Records from a data source
----------------------------------------
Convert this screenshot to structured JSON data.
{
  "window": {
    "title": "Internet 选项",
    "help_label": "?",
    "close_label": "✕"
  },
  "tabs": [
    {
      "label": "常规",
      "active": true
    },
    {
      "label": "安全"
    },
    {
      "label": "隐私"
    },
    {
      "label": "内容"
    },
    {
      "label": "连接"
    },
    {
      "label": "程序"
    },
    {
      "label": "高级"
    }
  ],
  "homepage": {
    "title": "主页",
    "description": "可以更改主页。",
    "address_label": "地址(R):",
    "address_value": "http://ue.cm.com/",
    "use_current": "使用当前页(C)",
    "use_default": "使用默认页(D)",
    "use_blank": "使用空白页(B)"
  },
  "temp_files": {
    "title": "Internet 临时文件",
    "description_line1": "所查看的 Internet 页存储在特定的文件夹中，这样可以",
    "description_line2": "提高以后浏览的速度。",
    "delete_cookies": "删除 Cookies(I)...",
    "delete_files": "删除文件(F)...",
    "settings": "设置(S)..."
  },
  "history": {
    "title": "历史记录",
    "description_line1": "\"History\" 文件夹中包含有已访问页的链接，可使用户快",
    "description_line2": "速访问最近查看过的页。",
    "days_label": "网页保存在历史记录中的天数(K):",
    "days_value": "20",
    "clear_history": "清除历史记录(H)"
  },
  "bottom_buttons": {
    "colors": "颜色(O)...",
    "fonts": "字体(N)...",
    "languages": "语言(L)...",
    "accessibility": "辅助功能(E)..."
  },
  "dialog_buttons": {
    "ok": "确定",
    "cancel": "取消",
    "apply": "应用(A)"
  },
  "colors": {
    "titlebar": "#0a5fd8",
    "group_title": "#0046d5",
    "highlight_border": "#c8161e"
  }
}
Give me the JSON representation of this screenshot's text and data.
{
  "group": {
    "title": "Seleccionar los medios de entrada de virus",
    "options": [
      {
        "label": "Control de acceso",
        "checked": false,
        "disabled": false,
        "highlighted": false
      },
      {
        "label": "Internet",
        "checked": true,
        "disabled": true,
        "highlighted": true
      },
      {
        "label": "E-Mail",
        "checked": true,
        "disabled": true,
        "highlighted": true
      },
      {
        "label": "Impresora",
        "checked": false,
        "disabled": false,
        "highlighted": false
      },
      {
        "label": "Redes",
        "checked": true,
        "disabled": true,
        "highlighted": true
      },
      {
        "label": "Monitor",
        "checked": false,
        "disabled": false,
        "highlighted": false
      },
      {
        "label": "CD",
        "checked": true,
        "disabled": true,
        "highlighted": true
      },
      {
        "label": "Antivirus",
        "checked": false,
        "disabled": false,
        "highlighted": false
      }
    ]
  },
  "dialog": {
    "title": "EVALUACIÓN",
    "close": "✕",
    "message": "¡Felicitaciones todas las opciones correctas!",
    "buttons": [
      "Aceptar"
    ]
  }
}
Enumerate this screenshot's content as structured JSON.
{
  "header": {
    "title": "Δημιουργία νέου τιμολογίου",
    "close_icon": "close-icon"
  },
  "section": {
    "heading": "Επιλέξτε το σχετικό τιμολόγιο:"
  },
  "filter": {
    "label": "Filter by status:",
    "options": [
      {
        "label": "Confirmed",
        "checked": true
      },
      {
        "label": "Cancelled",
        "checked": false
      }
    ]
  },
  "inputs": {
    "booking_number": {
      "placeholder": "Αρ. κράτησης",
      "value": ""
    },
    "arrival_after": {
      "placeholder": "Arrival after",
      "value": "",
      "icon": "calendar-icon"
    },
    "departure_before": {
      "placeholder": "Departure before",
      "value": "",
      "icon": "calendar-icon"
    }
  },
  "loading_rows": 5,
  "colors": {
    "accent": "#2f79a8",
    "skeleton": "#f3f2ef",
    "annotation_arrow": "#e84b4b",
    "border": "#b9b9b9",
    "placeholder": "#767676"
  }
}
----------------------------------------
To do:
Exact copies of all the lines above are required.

Exercise result:
Convert this screenshot to structured JSON data.
{
  "window": {
    "title": "Internet 选项",
    "help_label": "?",
    "close_label": "✕"
  },
  "tabs": [
    {
      "label": "常规",
      "active": true
    },
    {
      "label": "安全"
    },
    {
      "label": "隐私"
    },
    {
      "label": "内容"
    },
    {
      "label": "连接"
    },
    {
      "label": "程序"
    },
    {
      "label": "高级"
    }
  ],
  "homepage": {
    "title": "主页",
    "description": "可以更改主页。",
    "address_label": "地址(R):",
    "address_value": "http://ue.cm.com/",
    "use_current": "使用当前页(C)",
    "use_default": "使用默认页(D)",
    "use_blank": "使用空白页(B)"
  },
  "temp_files": {
    "title": "Internet 临时文件",
    "description_line1": "所查看的 Internet 页存储在特定的文件夹中，这样可以",
    "description_line2": "提高以后浏览的速度。",
    "delete_cookies": "删除 Cookies(I)...",
    "delete_files": "删除文件(F)...",
    "settings": "设置(S)..."
  },
  "history": {
    "title": "历史记录",
    "description_line1": "\"History\" 文件夹中包含有已访问页的链接，可使用户快",
    "description_line2": "速访问最近查看过的页。",
    "days_label": "网页保存在历史记录中的天数(K):",
    "days_value": "20",
    "clear_history": "清除历史记录(H)"
  },
  "bottom_buttons": {
    "colors": "颜色(O)...",
    "fonts": "字体(N)...",
    "languages": "语言(L)...",
    "accessibility": "辅助功能(E)..."
  },
  "dialog_buttons": {
    "ok": "确定",
    "cancel": "取消",
    "apply": "应用(A)"
  },
  "colors": {
    "titlebar": "#0a5fd8",
    "group_title": "#0046d5",
    "highlight_border": "#c8161e"
  }
}
Give me the JSON representation of this screenshot's text and data.
{
  "group": {
    "title": "Seleccionar los medios de entrada de virus",
    "options": [
      {
        "label": "Control de acceso",
        "checked": false,
        "disabled": false,
        "highlighted": false
      },
      {
        "label": "Internet",
        "checked": true,
        "disabled": true,
        "highlighted": true
      },
      {
        "label": "E-Mail",
        "checked": true,
        "disabled": true,
        "highlighted": true
      },
      {
        "label": "Impresora",
        "checked": false,
        "disabled": false,
        "highlighted": false
      },
      {
        "label": "Redes",
        "checked": true,
        "disabled": true,
        "highlighted": true
      },
      {
        "label": "Monitor",
        "checked": false,
        "disabled": false,
        "highlighted": false
      },
      {
        "label": "CD",
        "checked": true,
        "disabled": true,
        "highlighted": true
      },
      {
        "label": "Antivirus",
        "checked": false,
        "disabled": false,
        "highlighted": false
      }
    ]
  },
  "dialog": {
    "title": "EVALUACIÓN",
    "close": "✕",
    "message": "¡Felicitaciones todas las opciones correctas!",
    "buttons": [
      "Aceptar"
    ]
  }
}
Enumerate this screenshot's content as structured JSON.
{
  "header": {
    "title": "Δημιουργία νέου τιμολογίου",
    "close_icon": "close-icon"
  },
  "section": {
    "heading": "Επιλέξτε το σχετικό τιμολόγιο:"
  },
  "filter": {
    "label": "Filter by status:",
    "options": [
      {
        "label": "Confirmed",
        "checked": true
      },
      {
        "label": "Cancelled",
        "checked": false
      }
    ]
  },
  "inputs": {
    "booking_number": {
      "placeholder": "Αρ. κράτησης",
      "value": ""
    },
    "arrival_after": {
      "placeholder": "Arrival after",
      "value": "",
      "icon": "calendar-icon"
    },
    "departure_before": {
      "placeholder": "Departure before",
      "value": "",
      "icon": "calendar-icon"
    }
  },
  "loading_rows": 5,
  "colors": {
    "accent": "#2f79a8",
    "skeleton": "#f3f2ef",
    "annotation_arrow": "#e84b4b",
    "border": "#b9b9b9",
    "placeholder": "#767676"
  }
}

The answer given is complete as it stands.